EXERCISE INPUTS =>
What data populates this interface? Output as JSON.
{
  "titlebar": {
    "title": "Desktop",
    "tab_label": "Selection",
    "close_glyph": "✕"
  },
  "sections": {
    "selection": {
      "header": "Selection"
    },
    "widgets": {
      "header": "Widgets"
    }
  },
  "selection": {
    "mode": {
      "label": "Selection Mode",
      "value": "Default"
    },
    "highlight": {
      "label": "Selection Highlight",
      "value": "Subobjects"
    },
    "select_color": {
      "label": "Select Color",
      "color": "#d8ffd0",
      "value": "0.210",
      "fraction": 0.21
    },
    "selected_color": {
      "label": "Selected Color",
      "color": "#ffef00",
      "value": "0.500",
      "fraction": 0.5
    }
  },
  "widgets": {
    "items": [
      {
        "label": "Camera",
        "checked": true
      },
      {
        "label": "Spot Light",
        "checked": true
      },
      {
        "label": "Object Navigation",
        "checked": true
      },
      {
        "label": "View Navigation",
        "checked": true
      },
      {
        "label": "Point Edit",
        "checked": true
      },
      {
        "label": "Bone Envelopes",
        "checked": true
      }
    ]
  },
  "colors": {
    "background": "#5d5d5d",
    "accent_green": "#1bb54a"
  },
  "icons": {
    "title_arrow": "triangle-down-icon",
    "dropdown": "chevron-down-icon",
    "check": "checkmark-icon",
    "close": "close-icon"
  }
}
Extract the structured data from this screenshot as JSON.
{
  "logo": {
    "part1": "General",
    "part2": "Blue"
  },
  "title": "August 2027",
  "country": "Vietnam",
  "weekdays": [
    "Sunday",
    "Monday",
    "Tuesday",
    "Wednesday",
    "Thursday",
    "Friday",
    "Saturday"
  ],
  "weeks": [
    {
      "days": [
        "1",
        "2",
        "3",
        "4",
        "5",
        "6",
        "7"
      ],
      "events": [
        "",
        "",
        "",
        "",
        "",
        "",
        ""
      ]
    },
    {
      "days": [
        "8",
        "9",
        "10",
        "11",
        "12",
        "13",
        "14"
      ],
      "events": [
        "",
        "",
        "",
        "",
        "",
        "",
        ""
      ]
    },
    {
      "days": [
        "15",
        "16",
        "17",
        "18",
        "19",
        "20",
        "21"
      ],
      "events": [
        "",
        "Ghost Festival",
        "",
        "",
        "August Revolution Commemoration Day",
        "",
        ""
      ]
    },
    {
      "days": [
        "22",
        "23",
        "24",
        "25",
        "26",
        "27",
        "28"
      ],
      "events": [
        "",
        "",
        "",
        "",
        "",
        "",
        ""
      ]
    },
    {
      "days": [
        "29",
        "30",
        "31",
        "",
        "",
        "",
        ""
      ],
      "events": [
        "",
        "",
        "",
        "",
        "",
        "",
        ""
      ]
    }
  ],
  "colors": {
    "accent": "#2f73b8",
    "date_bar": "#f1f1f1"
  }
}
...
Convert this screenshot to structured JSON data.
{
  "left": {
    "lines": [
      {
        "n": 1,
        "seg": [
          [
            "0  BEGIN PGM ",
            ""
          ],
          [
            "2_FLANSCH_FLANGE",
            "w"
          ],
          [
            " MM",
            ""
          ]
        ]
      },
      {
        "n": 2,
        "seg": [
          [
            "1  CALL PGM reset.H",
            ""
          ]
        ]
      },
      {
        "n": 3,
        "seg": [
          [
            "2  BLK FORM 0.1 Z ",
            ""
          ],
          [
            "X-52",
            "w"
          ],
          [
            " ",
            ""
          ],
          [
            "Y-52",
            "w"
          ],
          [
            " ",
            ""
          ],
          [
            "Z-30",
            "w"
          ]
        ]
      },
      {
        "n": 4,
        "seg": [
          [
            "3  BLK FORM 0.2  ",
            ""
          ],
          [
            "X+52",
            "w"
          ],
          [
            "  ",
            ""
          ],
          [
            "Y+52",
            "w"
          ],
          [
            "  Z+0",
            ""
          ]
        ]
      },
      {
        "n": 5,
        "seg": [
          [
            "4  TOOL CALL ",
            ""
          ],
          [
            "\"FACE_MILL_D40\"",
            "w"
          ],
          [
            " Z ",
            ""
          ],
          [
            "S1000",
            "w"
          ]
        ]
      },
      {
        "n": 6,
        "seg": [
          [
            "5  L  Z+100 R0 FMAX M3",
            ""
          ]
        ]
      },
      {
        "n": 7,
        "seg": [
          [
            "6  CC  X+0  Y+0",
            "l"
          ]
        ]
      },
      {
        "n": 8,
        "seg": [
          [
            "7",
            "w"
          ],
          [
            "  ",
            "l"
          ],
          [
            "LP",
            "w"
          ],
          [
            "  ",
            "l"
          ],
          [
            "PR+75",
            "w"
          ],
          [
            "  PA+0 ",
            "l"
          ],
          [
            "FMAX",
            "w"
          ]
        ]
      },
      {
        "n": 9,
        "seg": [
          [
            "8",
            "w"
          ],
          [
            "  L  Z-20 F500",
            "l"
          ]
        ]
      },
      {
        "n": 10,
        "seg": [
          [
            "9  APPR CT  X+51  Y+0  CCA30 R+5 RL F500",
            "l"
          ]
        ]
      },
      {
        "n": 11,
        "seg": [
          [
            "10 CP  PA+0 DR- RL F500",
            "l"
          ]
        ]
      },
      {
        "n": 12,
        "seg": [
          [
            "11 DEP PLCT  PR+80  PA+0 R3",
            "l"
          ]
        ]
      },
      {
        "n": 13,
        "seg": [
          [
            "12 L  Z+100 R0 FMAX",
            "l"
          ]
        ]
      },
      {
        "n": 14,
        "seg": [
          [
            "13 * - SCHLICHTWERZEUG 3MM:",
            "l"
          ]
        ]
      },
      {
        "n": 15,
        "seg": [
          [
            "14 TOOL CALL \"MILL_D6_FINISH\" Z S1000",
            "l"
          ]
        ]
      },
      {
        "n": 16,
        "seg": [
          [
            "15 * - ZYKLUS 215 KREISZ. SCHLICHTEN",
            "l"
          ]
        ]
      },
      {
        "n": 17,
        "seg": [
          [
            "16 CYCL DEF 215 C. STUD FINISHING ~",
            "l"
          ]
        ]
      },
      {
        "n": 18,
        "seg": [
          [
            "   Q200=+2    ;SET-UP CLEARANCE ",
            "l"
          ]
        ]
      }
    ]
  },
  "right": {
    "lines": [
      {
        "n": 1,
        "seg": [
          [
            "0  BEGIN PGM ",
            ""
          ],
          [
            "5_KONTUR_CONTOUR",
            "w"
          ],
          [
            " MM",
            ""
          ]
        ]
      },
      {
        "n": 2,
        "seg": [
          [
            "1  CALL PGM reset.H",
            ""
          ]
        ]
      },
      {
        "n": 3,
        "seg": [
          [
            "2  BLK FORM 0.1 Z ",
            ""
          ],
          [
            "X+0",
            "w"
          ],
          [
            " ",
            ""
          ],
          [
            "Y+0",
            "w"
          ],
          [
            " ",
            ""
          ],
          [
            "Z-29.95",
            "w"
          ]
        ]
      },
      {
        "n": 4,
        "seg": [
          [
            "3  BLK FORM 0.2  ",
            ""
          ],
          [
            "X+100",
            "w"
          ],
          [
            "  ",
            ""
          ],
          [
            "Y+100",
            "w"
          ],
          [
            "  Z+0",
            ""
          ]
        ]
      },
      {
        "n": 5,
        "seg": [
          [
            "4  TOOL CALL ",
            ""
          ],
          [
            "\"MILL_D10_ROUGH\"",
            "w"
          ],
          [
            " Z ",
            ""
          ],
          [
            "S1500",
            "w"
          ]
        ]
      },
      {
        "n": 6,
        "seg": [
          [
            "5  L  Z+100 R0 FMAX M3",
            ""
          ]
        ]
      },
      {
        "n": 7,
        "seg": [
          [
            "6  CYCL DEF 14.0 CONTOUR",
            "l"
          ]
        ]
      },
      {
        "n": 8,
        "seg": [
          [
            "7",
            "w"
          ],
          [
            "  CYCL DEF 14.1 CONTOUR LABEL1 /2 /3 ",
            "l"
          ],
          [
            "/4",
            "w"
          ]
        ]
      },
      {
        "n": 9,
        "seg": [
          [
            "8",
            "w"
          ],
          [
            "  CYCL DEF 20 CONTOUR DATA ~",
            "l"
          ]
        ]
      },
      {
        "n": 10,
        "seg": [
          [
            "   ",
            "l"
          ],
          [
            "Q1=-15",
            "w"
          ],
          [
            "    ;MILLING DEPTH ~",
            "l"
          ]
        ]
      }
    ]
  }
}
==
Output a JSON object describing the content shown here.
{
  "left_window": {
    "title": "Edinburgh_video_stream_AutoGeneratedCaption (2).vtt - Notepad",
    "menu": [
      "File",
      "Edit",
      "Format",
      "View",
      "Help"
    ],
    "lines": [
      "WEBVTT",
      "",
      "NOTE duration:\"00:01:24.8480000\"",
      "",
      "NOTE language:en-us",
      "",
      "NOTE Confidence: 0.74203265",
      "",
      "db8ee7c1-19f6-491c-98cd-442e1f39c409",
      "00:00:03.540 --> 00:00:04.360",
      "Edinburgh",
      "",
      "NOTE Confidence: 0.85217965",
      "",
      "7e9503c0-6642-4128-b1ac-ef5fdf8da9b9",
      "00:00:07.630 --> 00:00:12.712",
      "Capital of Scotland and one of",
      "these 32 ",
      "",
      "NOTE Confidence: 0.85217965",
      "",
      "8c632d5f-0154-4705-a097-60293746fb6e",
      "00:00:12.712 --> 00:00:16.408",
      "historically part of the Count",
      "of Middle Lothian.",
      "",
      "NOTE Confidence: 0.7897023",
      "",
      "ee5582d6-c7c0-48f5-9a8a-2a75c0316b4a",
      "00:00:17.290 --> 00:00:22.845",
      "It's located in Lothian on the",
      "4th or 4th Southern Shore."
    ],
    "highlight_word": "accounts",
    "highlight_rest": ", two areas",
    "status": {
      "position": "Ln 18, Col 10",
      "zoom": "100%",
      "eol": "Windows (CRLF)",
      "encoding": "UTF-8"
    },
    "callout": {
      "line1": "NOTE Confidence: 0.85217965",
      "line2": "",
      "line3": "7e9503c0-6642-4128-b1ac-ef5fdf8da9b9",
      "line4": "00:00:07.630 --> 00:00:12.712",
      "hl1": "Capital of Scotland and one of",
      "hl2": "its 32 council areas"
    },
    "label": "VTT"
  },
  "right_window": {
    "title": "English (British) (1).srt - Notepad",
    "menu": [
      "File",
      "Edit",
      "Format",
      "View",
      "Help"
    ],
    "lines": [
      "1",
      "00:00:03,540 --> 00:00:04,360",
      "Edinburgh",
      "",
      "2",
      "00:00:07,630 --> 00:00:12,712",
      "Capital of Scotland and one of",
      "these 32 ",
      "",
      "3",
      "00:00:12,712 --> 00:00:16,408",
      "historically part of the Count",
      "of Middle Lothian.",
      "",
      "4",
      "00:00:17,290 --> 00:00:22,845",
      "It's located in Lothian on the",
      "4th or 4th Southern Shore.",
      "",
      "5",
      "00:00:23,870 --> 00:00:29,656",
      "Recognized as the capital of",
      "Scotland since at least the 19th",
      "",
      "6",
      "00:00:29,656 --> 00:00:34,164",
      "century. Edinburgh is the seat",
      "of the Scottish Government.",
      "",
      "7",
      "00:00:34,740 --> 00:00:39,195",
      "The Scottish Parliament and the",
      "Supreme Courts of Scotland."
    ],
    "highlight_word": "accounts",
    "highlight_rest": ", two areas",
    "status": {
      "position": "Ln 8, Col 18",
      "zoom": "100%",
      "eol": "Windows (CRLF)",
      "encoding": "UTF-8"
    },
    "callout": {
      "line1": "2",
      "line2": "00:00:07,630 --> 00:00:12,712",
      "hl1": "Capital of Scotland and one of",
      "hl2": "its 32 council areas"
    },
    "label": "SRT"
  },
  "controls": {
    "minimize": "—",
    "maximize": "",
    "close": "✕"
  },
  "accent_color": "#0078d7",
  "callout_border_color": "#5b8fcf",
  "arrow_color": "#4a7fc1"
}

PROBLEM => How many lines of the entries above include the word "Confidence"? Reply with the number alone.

EXERCISE RESULT => 5